Nike has settled a custom-sneaker lawsuit against a former employee and his company. Nike and Converse brought the suit against Jeffrey Waskowiak and KickRich LLC on July 19, 2021, in the District of Oregon, accusing the defendants of trademark infringement, dilution, false designation of origin, and unfair competition in connection with their alleged practice of “reselling Nike and Converse products that have been materially altered in ways that the brands have never approved or authorized.”
Nike and Converse claimed that the defendants acquire genuine Nike and Converse footwear, such as the Air Jordan 1, Air Force 1, and Converse’s Chuck Taylor All Star, and then alter the uppers to create custom footwear products that still display Nike and Converse brand logos. While the defendants use Nike and Converse shoes as a base, the plaintiffs argued that the genuine portions are “so altered and combined with non-genuine parts or other brands’ logos that they can no longer be meaningfully considered Nike or Converse shoes.” The plaintiffs alleged that these unauthorized customizations limit their abilities to control “their brands, business reputations and associated goodwill, which they have spent decades building”.
The plaintiffs also claimed that the altered footwear falsely affiliated them with other brands. For example, Nike included images of shoes that the defendants promote as the “Custom Prime Nike Air Jordan 1,” which it claims “falsely affiliates Nike with Amazon” by mashing up an authentic Nike Air Jordan 1 shoe, adding a “custom leather lined tongue made from Amazon Prime bubble mailer packaging” and new metal eyelets, and then “applying Amazon Prime branding in multiple locations on the upper right next to the signature Nike Swoosh design”.

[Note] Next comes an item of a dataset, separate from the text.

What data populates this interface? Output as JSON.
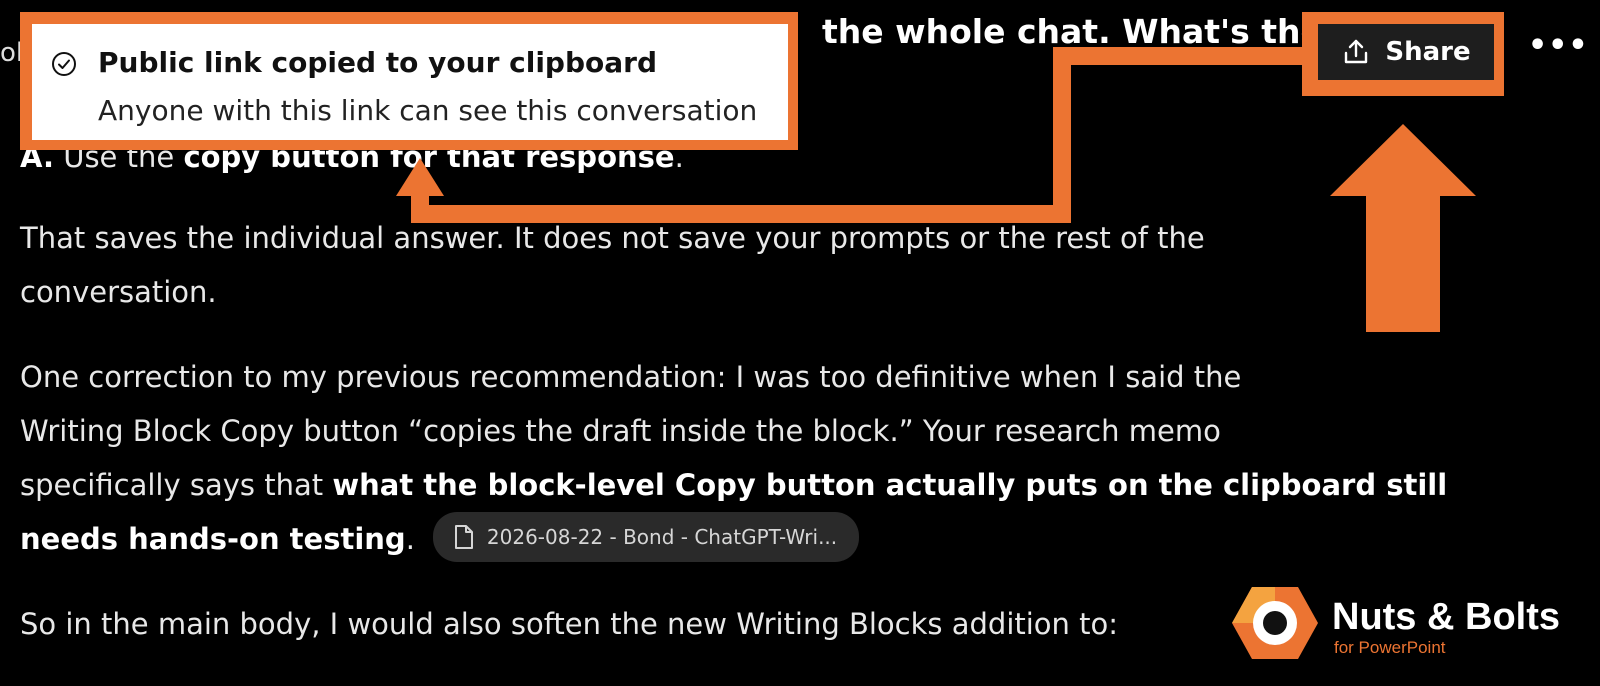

In addition, the plaintiffs claimed that the defendants “make and sell laser cut and digital download ‘shoe patterns’ that allow others to make fakes for several of Nike’s iconic and trade-dress protected footwear styles, including the Air Force 1, the Dunk, and the Air Jordan 1”. Essentially, the plaintiffs alleged that the defendants’ customers “purchase these patterns to make their own fake Nike uppers bearing the famous Swoosh design and other protected trade dress.”
Lastly, the plaintiffs alleged that the defendants have created confusion in the marketplace by including the plaintiffs’ vintage logos and slogans, as well as references to Waskowiak’s prior employment as a Nike footwear developer, which suggests authorization. The plaintiffs not only sought monetary damages but also injunctive relief.
On Dec. 10, 2021, the parties filed a proposed judgment that named Nike and Converse as the “exclusive owners” of a number of trademarks and trade dress (including the design of the uppers), entered a permanent injunction against KickRich for infringing and diluting Nike and Converse’s trademarks, and for using false designations of origin through its practice of “promoting, offering for sale, and/or selling the products” bearing those marks. Interestingly, KickRich “may offer and promote customization services of genuine Nike and/or Converse products pursuant to the terms of the Parties’ settlement agreement”.
Given that the settlement agreement is confidential, it is unknown what KickRich is permitted to do when providing said customization services. It would not be surprising to find that it is enjoined from customizing Nike and Converse sneakers to include third-party branding, and further is not permitted to sell any patterns to the footwear. It may also be possible that KickRich is permitted to alter the footwear in a way that is not material and therefore permissible under the First Sale Doctrine. However, until KickRich launches its website, the true parameters of customization available are purely speculation.
This article originally appeared in World Trademark Review Weekly on Jan. 13, 2022 and is reprinted with permission.